## REQUIRED ACTION
Please filter the listing below and copy out the lines that hold "trình".

[Opening RECORDS FOR THE EXERCISE section]

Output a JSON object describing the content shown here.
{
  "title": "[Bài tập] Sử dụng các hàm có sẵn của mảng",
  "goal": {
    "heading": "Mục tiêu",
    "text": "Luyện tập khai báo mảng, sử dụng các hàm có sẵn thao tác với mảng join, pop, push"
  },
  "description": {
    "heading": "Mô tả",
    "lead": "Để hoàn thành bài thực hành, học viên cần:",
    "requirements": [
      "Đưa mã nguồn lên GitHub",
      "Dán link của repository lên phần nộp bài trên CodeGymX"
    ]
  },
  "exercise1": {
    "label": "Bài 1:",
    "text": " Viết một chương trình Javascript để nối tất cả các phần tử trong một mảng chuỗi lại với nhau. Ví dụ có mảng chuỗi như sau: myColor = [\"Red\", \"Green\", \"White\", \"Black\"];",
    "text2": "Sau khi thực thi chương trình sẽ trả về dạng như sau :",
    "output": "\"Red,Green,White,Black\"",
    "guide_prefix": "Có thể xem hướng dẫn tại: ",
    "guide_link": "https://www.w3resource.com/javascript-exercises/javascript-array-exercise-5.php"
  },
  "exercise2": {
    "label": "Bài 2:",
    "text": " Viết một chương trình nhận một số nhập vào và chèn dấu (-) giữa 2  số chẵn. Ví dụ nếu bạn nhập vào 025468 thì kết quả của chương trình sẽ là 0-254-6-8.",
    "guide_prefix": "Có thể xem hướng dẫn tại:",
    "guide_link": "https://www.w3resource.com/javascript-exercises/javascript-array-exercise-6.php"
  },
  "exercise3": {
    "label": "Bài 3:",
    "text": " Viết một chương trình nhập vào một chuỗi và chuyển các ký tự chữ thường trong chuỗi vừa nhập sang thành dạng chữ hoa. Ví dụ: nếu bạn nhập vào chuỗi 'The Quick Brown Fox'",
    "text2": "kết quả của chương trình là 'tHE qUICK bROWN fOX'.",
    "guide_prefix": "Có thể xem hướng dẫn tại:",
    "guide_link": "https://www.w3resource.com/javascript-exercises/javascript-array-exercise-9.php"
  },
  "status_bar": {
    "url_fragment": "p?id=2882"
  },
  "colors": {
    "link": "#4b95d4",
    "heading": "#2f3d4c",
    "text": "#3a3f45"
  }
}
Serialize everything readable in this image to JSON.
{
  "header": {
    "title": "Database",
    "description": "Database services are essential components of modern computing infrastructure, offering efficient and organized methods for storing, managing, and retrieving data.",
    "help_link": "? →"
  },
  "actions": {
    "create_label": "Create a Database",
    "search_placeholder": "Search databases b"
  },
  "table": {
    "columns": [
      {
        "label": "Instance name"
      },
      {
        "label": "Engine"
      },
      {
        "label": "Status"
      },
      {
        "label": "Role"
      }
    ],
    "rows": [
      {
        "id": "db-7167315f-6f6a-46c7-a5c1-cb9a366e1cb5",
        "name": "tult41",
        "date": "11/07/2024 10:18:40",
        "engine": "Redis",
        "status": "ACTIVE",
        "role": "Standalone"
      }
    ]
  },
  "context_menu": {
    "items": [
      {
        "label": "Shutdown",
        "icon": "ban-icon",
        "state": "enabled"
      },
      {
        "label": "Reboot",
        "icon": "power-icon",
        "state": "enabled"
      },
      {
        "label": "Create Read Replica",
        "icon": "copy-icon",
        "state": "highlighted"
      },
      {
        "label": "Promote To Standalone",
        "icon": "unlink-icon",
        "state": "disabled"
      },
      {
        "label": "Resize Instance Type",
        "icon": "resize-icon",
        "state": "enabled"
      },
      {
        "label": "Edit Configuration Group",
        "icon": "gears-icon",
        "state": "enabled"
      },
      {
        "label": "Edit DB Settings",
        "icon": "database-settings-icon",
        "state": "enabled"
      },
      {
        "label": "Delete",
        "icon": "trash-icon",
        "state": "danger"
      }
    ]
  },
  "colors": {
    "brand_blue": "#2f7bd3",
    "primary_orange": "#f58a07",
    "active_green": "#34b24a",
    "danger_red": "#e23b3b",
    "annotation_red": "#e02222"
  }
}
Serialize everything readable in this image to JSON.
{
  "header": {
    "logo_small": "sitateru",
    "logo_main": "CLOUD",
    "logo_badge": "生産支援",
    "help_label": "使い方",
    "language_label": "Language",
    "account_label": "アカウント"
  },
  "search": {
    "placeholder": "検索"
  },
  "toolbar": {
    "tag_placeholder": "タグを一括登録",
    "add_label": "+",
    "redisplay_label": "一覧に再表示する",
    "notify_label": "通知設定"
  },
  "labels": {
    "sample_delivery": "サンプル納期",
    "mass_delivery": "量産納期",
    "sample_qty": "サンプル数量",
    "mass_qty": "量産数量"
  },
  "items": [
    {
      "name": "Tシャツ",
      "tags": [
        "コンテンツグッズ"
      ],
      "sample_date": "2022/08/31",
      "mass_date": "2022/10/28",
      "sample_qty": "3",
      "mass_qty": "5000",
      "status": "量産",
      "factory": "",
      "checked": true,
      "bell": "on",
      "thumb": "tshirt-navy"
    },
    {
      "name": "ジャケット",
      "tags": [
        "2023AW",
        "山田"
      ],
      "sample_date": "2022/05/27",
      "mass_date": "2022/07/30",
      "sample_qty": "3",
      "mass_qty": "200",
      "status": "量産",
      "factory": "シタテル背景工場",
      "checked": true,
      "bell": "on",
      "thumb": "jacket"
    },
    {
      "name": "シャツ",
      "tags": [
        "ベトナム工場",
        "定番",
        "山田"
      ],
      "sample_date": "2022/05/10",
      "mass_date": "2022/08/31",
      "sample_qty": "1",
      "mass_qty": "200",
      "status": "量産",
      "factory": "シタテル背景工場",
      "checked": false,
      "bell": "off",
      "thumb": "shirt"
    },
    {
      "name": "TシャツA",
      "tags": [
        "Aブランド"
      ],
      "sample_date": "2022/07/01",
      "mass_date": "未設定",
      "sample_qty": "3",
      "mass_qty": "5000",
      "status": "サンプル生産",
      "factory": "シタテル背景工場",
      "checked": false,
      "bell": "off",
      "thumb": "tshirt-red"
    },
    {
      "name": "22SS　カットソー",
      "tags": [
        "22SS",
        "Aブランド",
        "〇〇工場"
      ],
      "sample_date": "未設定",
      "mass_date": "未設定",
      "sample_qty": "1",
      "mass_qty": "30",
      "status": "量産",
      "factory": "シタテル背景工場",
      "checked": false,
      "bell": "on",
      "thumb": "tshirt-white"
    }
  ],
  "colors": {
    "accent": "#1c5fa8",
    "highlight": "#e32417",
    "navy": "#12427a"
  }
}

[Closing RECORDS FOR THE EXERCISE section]

## EXPECTED OUTPUT
    "text": " Viết một chương trình Javascript để nối tất cả các phần tử trong một mảng chuỗi lại với nhau. Ví dụ có mảng chuỗi như sau: myColor = [\"Red\", \"Green\", \"White\", \"Black\"];",
    "text2": "Sau khi thực thi chương trình sẽ trả về dạng như sau :",
    "text": " Viết một chương trình nhận một số nhập vào và chèn dấu (-) giữa 2  số chẵn. Ví dụ nếu bạn nhập vào 025468 thì kết quả của chương trình sẽ là 0-254-6-8.",
    "text": " Viết một chương trình nhập vào một chuỗi và chuyển các ký tự chữ thường trong chuỗi vừa nhập sang thành dạng chữ hoa. Ví dụ: nếu bạn nhập vào chuỗi 'The Quick Brown Fox'",
    "text2": "kết quả của chương trình là 'tHE qUICK bROWN fOX'.",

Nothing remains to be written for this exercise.